Sometimes I catch myself focusing on what’s missing. What I don’t have. What I cannot do. It gets frustrating. Mentally it was a struggle. I have to remind myself constantly to enjoy every moment. Focus on what you have.

Be patient. Stay still. When it’s time to move, you will know.

Lesson #17 – During crisis, cash is king

During crisis, cash is king. That’s why people who suddenly lose their jobs are caught in a dillemma, especially if they have no savings. Cashflow stops. Suddenly they cannot make ends meet. They resort to loans. They use up their credit cards. They get deeper into debts.

If on the other hand, you saved up when times were good, now you have extra cash to tide you over. It’s like having not only an emergency fund, but a calamity fund. One of the trainers told me he calls this as “peace of mind fund,” because it gives you peace of mind.

That’s why I always remind myself to be prudent with my cash. Not to be wasteful.

The good news is, you don’t need a lot to survive. Food to eat. Shelter. Clothers. Water. You can let go of a lot of things.

That’s why people try to sell of their material belongings.

But I feel this is only half of the equation. Selling stuffs can only do so much. You still have to find a way to earn. Starting a side hustle. Making stuffs and selling them online. Build a business. Opportunities are everywhere if you are ready.

We are all dealt with opportunities. But what prevents some people to take advantage of them is that they don’t have the cash to avail of the opportunity in front of them. But not having money is the easiest thing to solve for someone who is resourceful. More failures are due to lack of initiative rather than lack of money.

Lesson #18 – Start with what you have.

One of the ways to survive a pandemic is to start with what you have. List down all the things you see in your house that you are not using. List down all the skills you know how to do. List down all the people you know. You have everything you have to get moving in the right direction. It might not directly give you what you desire right away, but it will bring you a step closer to where you want to be, financially secure and a comfortable life for you and your family. So take that first step. You have everything you need.

Lesson #19 – Crisis is a wakeup call

They say you will encounter 2 crisis in your lifetime. I feel like I have reached my quota. The crisis of 2008 was a wake up call for me. When the bank I was working for was letting go of their employees one by one, I realized that there’s no such things as job security.

That’s why I decided to build a business on the side. That’s the reason why I felt the need to take control of my own financial life.
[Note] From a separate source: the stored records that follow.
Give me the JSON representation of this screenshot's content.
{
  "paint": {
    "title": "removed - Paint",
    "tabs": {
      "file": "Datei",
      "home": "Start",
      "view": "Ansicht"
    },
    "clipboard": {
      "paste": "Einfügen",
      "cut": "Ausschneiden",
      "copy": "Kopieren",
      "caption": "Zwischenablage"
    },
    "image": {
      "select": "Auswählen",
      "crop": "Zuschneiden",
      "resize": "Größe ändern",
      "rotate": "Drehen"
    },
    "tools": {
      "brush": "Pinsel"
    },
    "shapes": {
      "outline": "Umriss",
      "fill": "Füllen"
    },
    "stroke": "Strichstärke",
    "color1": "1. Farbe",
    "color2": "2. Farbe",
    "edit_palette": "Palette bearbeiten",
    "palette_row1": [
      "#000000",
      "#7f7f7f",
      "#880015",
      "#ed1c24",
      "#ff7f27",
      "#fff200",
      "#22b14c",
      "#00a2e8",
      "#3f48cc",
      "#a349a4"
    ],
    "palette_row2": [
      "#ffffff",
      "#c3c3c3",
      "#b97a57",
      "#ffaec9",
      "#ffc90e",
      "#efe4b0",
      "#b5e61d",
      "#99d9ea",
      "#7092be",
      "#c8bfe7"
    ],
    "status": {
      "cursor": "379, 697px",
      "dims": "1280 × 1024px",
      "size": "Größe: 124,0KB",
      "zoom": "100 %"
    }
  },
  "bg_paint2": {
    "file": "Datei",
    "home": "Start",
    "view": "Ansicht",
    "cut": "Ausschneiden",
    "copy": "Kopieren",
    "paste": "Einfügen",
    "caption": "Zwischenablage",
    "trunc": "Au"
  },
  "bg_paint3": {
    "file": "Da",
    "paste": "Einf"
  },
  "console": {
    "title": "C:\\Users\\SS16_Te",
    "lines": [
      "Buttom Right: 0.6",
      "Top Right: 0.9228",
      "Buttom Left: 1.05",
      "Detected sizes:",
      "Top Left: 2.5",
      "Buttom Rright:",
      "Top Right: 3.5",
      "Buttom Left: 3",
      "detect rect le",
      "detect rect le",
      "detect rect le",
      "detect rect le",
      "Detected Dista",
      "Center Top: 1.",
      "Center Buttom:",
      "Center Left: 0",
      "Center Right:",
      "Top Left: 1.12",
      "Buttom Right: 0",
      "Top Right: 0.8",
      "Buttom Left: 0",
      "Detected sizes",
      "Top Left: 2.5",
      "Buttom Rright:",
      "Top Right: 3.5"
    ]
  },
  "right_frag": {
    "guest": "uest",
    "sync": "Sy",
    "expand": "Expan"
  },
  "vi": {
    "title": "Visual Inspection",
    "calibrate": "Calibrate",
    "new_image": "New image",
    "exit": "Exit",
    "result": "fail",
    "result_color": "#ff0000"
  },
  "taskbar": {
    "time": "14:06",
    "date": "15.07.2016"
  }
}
Fortunately, that seemingly simple decision more than 10 years ago paved the way for me to survive this crisis of 2020. I will be forever thankful for that decision.

But that’s all in the past. It’s time to prepare for the upcoming economic boom. Will it happen in 2021? I don’t know. All I know is that it will come. Because nothing is permanent. Even crisis. Eventually, things will get better. Now, I’m preparing for that…as well as the next crisis by learning from the lessons of this year.

Lesson #20 – Be grateful

This year I learned that I am only a steward of the blessings I have in my life. I am blessed that the God up above gave me a chance to experience all the things that happened in 2020. I am grateful for the experience to be a father and spend time with my 2 boys not only as their teacher but also their playmate.

There were a lot of things to be thankful for. I was able to spend a lot of time with my family. My wife worked from home. My kids were home schooled. I got to cook for them and take care of them. We are all healthy. We have everything we need. We have a God who provides and protects. So this year 2020, I want to lift all the good and bad, the blessings and challenges to God almighty.

Thank you for reading this far. I hope this simple list will help you in one way or another. Perhaps to remind you that there is hope at the end of the tunnel. My only wish for you and your family is for God to be with you in 2021 and beyond. Happy New Year!